Construction of a Mass Timber Build Visitor Centre
This Parks Canada visitor centre welcomes tens of thousands of visitors annually from around the world! Its construction was a major renovation project comprising of the demolition of the existing visitor reception centre building and the reconstruction and expansion of a revamped building, seven times larger than the original one. The new 1,125m2 facility meets the viewscape and historical interpretation requirements of this UNESCO World Heritage Site, while supporting a safer, inclusive and barrier-free environment for visitors.
More specifically, we were responsible for the:
Significant demolition of the existing building;
Re-construction, renovation and expansion of the new centre, which includes a new public foyer with reception and exhibit facilities, an expanded staff office wing, new interior design finishes, and central communications and utility spaces;
Expansion of the parking lot to accommodate bus drop-off zones, Recreational Vehicle (RV) parking and Electric Vehicle (EV) charging stations;
Installation of high efficiency heating, ventilation and air conditioning (HVAC), electrical, and water systems;
Construction management of the load bearing stud walls, installation of glued laminated timber and roof trusses;
Building of a dog park, which we then donated to Parks Canada as a legacy to the community, and its visitors, of both the two and four-legged kind.
Mass Timber Build
In July 2022, the project achieved a critical milestone. It received its first shipment of mass timber framing with a 20-week lead time. The glued-laminated timber beam’s spans range from 9 to 18 metres, the heaviest of which was over 3,000 kgs or 7,000 lbs. While Pomerleau has completed more than 20 mass timber construction projects throughout Canada worth more than one billion dollars, this is only the second mass timber application we have executed in Newfoundland and Labrador. Of the 14 timber beams used in the new structure, seven were refurbished from the original building, which was a positive element in helping the project obtain LEED certification.
Targeting LEED Silver Certification
A compelling aspect of this project was its objective to obtain LEED Silver certification. The following are all key elements in support of LEED certification:
Use of mass timber and wood framing;

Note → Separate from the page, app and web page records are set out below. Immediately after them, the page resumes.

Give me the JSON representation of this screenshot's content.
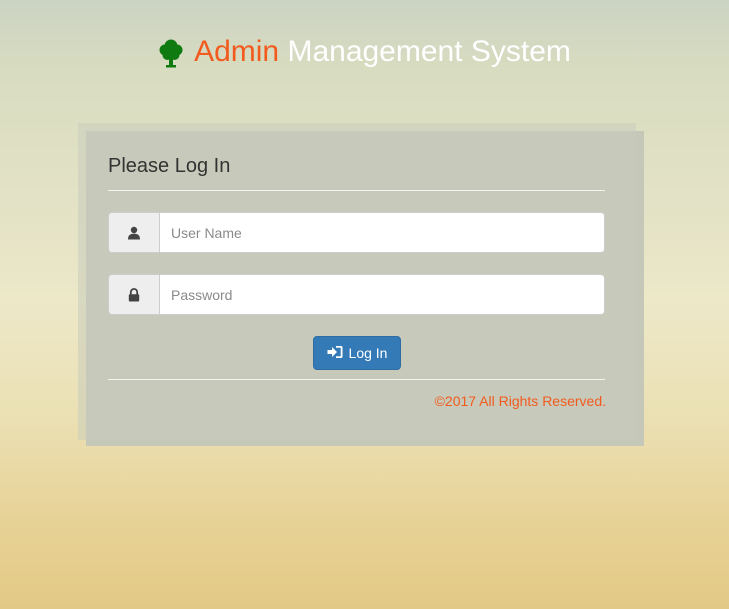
{
  "header": {
    "brand_icon": "tree-icon",
    "title_highlight": "Admin",
    "title_rest": "Management System",
    "colors": {
      "highlight": "#f25a1e",
      "rest": "#ffffff",
      "icon": "#0f7a0f"
    }
  },
  "login": {
    "title": "Please Log In",
    "username": {
      "icon": "user-icon",
      "placeholder": "User Name",
      "value": ""
    },
    "password": {
      "icon": "lock-icon",
      "placeholder": "Password",
      "value": ""
    },
    "submit": {
      "icon": "log-in-icon",
      "label": "Log In",
      "color": "#337ab7"
    },
    "footer": "©2017 All Rights Reserved."
  }
}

Constructing a unique recreational/cultural facility with consideration of its integration with the natural environment;
Reusing the existing solar panels;
Integrating more energy efficient HVAC, electrical, and water systems into the design to remedy increases to the building’s footprint.
The remote location (700km from St. John’s, and 120km from next largest urban centre, Corner Brook) presented significant logistical challenges for construction of this magnitude. Most materials needed to be shipped from various parts of the island, all of which rely on ocean transport to receive bulk shipment. Solutions to counter the remote nature of the project included setting up a mobile concrete plant to maintain concrete quality and using insulated concrete forms, normally seen on residential construction projects because they were readily available in the region.
Protecting an Endangered Species
The original visitor centre included a theatre that once was a popular roosting place for a colony of little brown bats, which are an at-risk species. To ensure that the bats had a more viable and permanent habitat, Parks Canada installed bat condos in an effort to relocate the bats. Throughout the entire construction process, by incorporating schedule changes, Pomerleau reduced the amount of noise and vibrations and ensured that there were no idling machines around the bat boxes.